Known as Hitofude Ryuu, which means Dragon with one stroke in Japanese, the following paintings originate from a studio called Kousyuuya in Nikko, Japan, where master painters have perfected this technique over four generations. Using nothing but paint and a brush, they start by creating an ornate dragon head and finish off drawing the body in just one stroke.

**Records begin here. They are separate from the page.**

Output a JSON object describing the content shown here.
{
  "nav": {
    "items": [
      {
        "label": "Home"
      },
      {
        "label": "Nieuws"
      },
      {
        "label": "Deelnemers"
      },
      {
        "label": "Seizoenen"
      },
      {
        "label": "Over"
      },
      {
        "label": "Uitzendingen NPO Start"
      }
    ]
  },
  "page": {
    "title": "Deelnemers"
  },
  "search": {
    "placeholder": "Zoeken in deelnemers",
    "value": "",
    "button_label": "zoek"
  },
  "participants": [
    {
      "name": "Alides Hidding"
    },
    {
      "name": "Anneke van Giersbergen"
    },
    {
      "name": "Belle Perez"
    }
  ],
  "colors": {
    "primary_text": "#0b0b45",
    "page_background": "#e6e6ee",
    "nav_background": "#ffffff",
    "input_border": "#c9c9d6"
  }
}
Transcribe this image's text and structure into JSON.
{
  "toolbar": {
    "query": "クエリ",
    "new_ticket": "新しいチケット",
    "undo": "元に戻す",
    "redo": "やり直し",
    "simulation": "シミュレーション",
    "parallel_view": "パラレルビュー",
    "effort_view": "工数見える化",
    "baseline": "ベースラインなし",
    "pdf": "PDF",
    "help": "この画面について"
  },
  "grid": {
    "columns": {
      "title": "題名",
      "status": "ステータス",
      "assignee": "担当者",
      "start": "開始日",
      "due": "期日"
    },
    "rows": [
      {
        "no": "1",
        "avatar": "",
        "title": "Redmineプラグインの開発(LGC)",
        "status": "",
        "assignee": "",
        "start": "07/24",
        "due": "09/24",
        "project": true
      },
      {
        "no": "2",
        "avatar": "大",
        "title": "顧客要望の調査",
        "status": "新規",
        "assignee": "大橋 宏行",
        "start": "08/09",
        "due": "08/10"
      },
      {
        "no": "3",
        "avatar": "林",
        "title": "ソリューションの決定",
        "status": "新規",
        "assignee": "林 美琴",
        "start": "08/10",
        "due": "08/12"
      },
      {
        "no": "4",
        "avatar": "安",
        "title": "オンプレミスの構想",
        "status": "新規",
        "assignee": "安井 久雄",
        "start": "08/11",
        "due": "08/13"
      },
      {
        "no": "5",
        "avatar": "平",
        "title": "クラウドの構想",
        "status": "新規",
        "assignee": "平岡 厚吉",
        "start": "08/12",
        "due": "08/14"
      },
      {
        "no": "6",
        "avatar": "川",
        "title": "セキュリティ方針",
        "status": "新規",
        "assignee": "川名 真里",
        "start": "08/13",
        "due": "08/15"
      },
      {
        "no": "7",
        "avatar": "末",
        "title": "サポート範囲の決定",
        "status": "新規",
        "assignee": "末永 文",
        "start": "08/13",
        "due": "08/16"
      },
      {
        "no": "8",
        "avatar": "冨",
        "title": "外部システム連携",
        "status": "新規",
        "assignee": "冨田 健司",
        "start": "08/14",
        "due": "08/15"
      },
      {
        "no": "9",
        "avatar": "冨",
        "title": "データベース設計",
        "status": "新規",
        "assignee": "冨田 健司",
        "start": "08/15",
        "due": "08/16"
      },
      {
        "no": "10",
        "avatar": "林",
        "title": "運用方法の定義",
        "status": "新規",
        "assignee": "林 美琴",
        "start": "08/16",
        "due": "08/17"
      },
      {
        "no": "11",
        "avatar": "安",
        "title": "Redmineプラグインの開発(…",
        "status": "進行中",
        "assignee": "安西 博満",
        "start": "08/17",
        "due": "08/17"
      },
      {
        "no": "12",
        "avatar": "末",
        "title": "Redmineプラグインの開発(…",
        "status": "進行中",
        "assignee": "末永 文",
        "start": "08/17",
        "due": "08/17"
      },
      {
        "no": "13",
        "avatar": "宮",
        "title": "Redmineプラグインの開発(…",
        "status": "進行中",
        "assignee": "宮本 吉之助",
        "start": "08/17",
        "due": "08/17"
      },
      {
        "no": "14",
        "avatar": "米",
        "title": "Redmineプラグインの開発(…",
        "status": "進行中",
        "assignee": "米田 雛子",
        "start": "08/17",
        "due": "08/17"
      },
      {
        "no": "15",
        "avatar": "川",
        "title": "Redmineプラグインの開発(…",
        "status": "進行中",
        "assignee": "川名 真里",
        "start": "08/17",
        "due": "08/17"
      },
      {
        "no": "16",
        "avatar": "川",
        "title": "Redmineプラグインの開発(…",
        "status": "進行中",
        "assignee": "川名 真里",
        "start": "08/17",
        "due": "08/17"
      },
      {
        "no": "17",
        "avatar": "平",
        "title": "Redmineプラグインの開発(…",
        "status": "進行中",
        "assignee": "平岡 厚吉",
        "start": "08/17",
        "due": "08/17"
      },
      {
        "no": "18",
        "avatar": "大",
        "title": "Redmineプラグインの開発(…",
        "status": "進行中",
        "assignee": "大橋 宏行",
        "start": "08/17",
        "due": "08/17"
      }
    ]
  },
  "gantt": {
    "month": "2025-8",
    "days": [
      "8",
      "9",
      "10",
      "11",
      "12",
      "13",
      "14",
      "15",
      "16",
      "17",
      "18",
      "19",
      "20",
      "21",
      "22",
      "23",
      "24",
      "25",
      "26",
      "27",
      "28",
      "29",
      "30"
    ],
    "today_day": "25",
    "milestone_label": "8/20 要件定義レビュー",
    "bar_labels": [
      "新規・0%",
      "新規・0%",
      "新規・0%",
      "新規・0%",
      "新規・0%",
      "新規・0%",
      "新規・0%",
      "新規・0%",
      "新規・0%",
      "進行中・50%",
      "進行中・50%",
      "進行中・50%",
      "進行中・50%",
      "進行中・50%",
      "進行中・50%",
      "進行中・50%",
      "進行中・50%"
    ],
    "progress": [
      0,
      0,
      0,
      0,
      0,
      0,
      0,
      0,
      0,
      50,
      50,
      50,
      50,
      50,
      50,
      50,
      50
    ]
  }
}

Chinese artist Johnson Tsang reaches deep into the well of cultural history to inspire himself and his art. His sculptures reflect the influences of the Western world by using a traditional drink for inspiration. Yuanyang is a local drink that showcases perfectly that very mix of influences; made from coffee and milk tea, both strong influences of Eastern and Western cultures are represented in the drink. In his art, Tsang uses ceramics and stainless steel to showcase a brief kiss amidst a splash of spilt Yuanyang.
To celebrate Icheon and the revival of this Korean Ceramics tradition, the American Museum of Ceramic Art put together a video to capture the essence of the art– and they succeeded. By featuring several talented artists, the museum helped demonstrate the workmanship of Icheon art and its longevity. Icheon is an art form that has been a cultural tradition for over 5000 years, and one that will surely continue.
Cuban born duo Guerra de la Paz use clothing as their medium. Alain Guerra and Neraldo de la Paz are not designers nor tailors, but rather, incredible sculptors that breathe new life into old discarded clothing. Their unique talents have garnered them lots of media attention from the press and the art world, notably The Chicago Sun Times, The Huffington Post, the Washington post and The Wall Street Journal.
Based in Los Angeles, Facaro (Carolina Fontoura Alzaga) does something rather peculiar; she transforms trashed bikes into gorgeous chandeliers. The old rims and bike chains Facaro finds at the garbage dump are re-imagined as luxurious, cascading chandeliers that catch your eye and your attention. Facaro strongly believes in sustainability and is currently concentrating her efforts into making new art forms from old materials.
Above Photo by William Eakin
Canadian artist Aganetha Dyck sought the help of some worker bees for her work. To call attention to the dwindling bee population, Dyck let bees alter porcelain figurines and other objects. The honeycombs add a certain artistic flair to the sculptures; the bees giving odd new additions to the pieces. Some of the work is rather comical, though all of these pieces have an incredible message. To learn more about the plummeting bee population and how you can help the situation, fly over to sos-bees and share with your friends to keep the buzz going.